▸ Data section
——————————
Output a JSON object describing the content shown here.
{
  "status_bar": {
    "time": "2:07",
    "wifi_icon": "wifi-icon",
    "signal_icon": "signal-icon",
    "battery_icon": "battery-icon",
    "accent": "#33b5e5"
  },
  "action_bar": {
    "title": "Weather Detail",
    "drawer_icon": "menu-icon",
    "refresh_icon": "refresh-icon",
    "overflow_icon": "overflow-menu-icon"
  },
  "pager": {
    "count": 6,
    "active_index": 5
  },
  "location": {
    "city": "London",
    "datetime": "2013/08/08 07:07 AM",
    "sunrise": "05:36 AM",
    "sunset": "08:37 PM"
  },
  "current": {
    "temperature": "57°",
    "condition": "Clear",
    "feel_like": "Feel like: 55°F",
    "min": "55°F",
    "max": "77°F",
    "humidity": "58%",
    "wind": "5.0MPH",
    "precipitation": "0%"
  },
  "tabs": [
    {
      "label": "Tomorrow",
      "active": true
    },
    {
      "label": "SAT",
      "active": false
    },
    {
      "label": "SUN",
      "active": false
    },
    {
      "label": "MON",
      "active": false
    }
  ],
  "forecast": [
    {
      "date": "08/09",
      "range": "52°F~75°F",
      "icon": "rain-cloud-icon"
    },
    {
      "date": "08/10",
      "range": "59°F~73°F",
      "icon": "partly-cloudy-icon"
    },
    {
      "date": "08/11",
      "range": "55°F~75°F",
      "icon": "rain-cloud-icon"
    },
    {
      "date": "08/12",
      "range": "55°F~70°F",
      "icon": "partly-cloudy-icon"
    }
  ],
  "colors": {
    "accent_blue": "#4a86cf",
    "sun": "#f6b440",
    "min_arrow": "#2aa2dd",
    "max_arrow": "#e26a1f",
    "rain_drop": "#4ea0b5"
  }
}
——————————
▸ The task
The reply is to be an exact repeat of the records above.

▸ Solution to the exercise
Output a JSON object describing the content shown here.
{
  "status_bar": {
    "time": "2:07",
    "wifi_icon": "wifi-icon",
    "signal_icon": "signal-icon",
    "battery_icon": "battery-icon",
    "accent": "#33b5e5"
  },
  "action_bar": {
    "title": "Weather Detail",
    "drawer_icon": "menu-icon",
    "refresh_icon": "refresh-icon",
    "overflow_icon": "overflow-menu-icon"
  },
  "pager": {
    "count": 6,
    "active_index": 5
  },
  "location": {
    "city": "London",
    "datetime": "2013/08/08 07:07 AM",
    "sunrise": "05:36 AM",
    "sunset": "08:37 PM"
  },
  "current": {
    "temperature": "57°",
    "condition": "Clear",
    "feel_like": "Feel like: 55°F",
    "min": "55°F",
    "max": "77°F",
    "humidity": "58%",
    "wind": "5.0MPH",
    "precipitation": "0%"
  },
  "tabs": [
    {
      "label": "Tomorrow",
      "active": true
    },
    {
      "label": "SAT",
      "active": false
    },
    {
      "label": "SUN",
      "active": false
    },
    {
      "label": "MON",
      "active": false
    }
  ],
  "forecast": [
    {
      "date": "08/09",
      "range": "52°F~75°F",
      "icon": "rain-cloud-icon"
    },
    {
      "date": "08/10",
      "range": "59°F~73°F",
      "icon": "partly-cloudy-icon"
    },
    {
      "date": "08/11",
      "range": "55°F~75°F",
      "icon": "rain-cloud-icon"
    },
    {
      "date": "08/12",
      "range": "55°F~70°F",
      "icon": "partly-cloudy-icon"
    }
  ],
  "colors": {
    "accent_blue": "#4a86cf",
    "sun": "#f6b440",
    "min_arrow": "#2aa2dd",
    "max_arrow": "#e26a1f",
    "rain_drop": "#4ea0b5"
  }
}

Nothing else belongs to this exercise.